[[ DATA IN THIS EXERCISE open ]]

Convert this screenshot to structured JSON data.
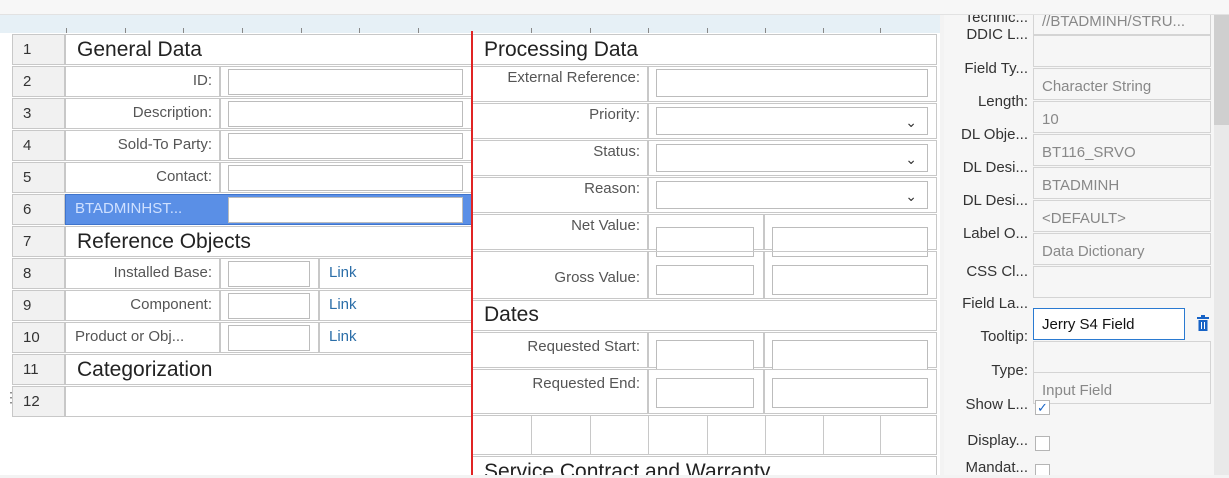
{
  "row_numbers": [
    "1",
    "2",
    "3",
    "4",
    "5",
    "6",
    "7",
    "8",
    "9",
    "10",
    "11",
    "12"
  ],
  "left": {
    "general_title": "General Data",
    "id_label": "ID:",
    "description_label": "Description:",
    "sold_to_label": "Sold-To Party:",
    "contact_label": "Contact:",
    "custom_field_label": "BTADMINHST...",
    "reference_title": "Reference Objects",
    "installed_base_label": "Installed Base:",
    "component_label": "Component:",
    "product_label": "Product or Obj...",
    "link_text": "Link",
    "categorization_title": "Categorization"
  },
  "middle": {
    "processing_title": "Processing Data",
    "external_ref_label": "External Reference:",
    "priority_label": "Priority:",
    "status_label": "Status:",
    "reason_label": "Reason:",
    "net_value_label": "Net Value:",
    "gross_value_label": "Gross Value:",
    "dates_title": "Dates",
    "req_start_label": "Requested Start:",
    "req_end_label": "Requested End:",
    "service_title": "Service Contract and Warranty"
  },
  "properties": [
    {
      "label": "Technic...",
      "value": "//BTADMINH/STRU..."
    },
    {
      "label": "DDIC L...",
      "value": ""
    },
    {
      "label": "Field Ty...",
      "value": "Character String"
    },
    {
      "label": "Length:",
      "value": "10"
    },
    {
      "label": "DL Obje...",
      "value": "BT116_SRVO"
    },
    {
      "label": "DL Desi...",
      "value": "BTADMINH"
    },
    {
      "label": "DL Desi...",
      "value": "<DEFAULT>"
    },
    {
      "label": "Label O...",
      "value": "Data Dictionary"
    },
    {
      "label": "CSS Cl...",
      "value": ""
    },
    {
      "label": "Field La...",
      "value": "Jerry S4 Field"
    },
    {
      "label": "Tooltip:",
      "value": ""
    },
    {
      "label": "Type:",
      "value": "Input Field"
    },
    {
      "label": "Show L...",
      "value": "✓"
    },
    {
      "label": "Display...",
      "value": ""
    },
    {
      "label": "Mandat...",
      "value": ""
    }
  ],
  "colors": {
    "accent_red": "#e02424",
    "selected_blue": "#5a8fe6",
    "link_blue": "#2b6ea8",
    "active_border": "#2a7ad1",
    "delete_icon": "#1763c6"
  }
}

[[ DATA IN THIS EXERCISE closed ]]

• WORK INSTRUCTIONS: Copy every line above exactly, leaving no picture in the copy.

• EXERCISE SOLUTION:
Convert this screenshot to structured JSON data.
{
  "row_numbers": [
    "1",
    "2",
    "3",
    "4",
    "5",
    "6",
    "7",
    "8",
    "9",
    "10",
    "11",
    "12"
  ],
  "left": {
    "general_title": "General Data",
    "id_label": "ID:",
    "description_label": "Description:",
    "sold_to_label": "Sold-To Party:",
    "contact_label": "Contact:",
    "custom_field_label": "BTADMINHST...",
    "reference_title": "Reference Objects",
    "installed_base_label": "Installed Base:",
    "component_label": "Component:",
    "product_label": "Product or Obj...",
    "link_text": "Link",
    "categorization_title": "Categorization"
  },
  "middle": {
    "processing_title": "Processing Data",
    "external_ref_label": "External Reference:",
    "priority_label": "Priority:",
    "status_label": "Status:",
    "reason_label": "Reason:",
    "net_value_label": "Net Value:",
    "gross_value_label": "Gross Value:",
    "dates_title": "Dates",
    "req_start_label": "Requested Start:",
    "req_end_label": "Requested End:",
    "service_title": "Service Contract and Warranty"
  },
  "properties": [
    {
      "label": "Technic...",
      "value": "//BTADMINH/STRU..."
    },
    {
      "label": "DDIC L...",
      "value": ""
    },
    {
      "label": "Field Ty...",
      "value": "Character String"
    },
    {
      "label": "Length:",
      "value": "10"
    },
    {
      "label": "DL Obje...",
      "value": "BT116_SRVO"
    },
    {
      "label": "DL Desi...",
      "value": "BTADMINH"
    },
    {
      "label": "DL Desi...",
      "value": "<DEFAULT>"
    },
    {
      "label": "Label O...",
      "value": "Data Dictionary"
    },
    {
      "label": "CSS Cl...",
      "value": ""
    },
    {
      "label": "Field La...",
      "value": "Jerry S4 Field"
    },
    {
      "label": "Tooltip:",
      "value": ""
    },
    {
      "label": "Type:",
      "value": "Input Field"
    },
    {
      "label": "Show L...",
      "value": "✓"
    },
    {
      "label": "Display...",
      "value": ""
    },
    {
      "label": "Mandat...",
      "value": ""
    }
  ],
  "colors": {
    "accent_red": "#e02424",
    "selected_blue": "#5a8fe6",
    "link_blue": "#2b6ea8",
    "active_border": "#2a7ad1",
    "delete_icon": "#1763c6"
  }
}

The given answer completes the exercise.